▶ **Task instructions**: Return each of the entries below precisely as it appears.

▶ **Exercise material**:
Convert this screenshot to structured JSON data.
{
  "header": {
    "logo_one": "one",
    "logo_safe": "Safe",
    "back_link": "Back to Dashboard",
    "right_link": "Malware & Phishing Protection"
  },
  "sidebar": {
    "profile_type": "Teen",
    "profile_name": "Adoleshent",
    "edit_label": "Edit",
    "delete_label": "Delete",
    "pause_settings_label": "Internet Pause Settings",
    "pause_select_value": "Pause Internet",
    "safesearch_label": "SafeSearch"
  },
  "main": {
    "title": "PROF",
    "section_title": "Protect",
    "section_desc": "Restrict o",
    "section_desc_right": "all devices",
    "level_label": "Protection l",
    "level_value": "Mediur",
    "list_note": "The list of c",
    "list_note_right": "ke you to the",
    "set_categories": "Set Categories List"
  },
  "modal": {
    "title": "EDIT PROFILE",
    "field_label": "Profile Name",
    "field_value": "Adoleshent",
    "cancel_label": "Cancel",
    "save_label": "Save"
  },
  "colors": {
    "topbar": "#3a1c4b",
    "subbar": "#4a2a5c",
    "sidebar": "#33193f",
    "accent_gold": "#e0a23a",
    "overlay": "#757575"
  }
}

▶ **Solution for this exercise**:
Convert this screenshot to structured JSON data.
{
  "header": {
    "logo_one": "one",
    "logo_safe": "Safe",
    "back_link": "Back to Dashboard",
    "right_link": "Malware & Phishing Protection"
  },
  "sidebar": {
    "profile_type": "Teen",
    "profile_name": "Adoleshent",
    "edit_label": "Edit",
    "delete_label": "Delete",
    "pause_settings_label": "Internet Pause Settings",
    "pause_select_value": "Pause Internet",
    "safesearch_label": "SafeSearch"
  },
  "main": {
    "title": "PROF",
    "section_title": "Protect",
    "section_desc": "Restrict o",
    "section_desc_right": "all devices",
    "level_label": "Protection l",
    "level_value": "Mediur",
    "list_note": "The list of c",
    "list_note_right": "ke you to the",
    "set_categories": "Set Categories List"
  },
  "modal": {
    "title": "EDIT PROFILE",
    "field_label": "Profile Name",
    "field_value": "Adoleshent",
    "cancel_label": "Cancel",
    "save_label": "Save"
  },
  "colors": {
    "topbar": "#3a1c4b",
    "subbar": "#4a2a5c",
    "sidebar": "#33193f",
    "accent_gold": "#e0a23a",
    "overlay": "#757575"
  }
}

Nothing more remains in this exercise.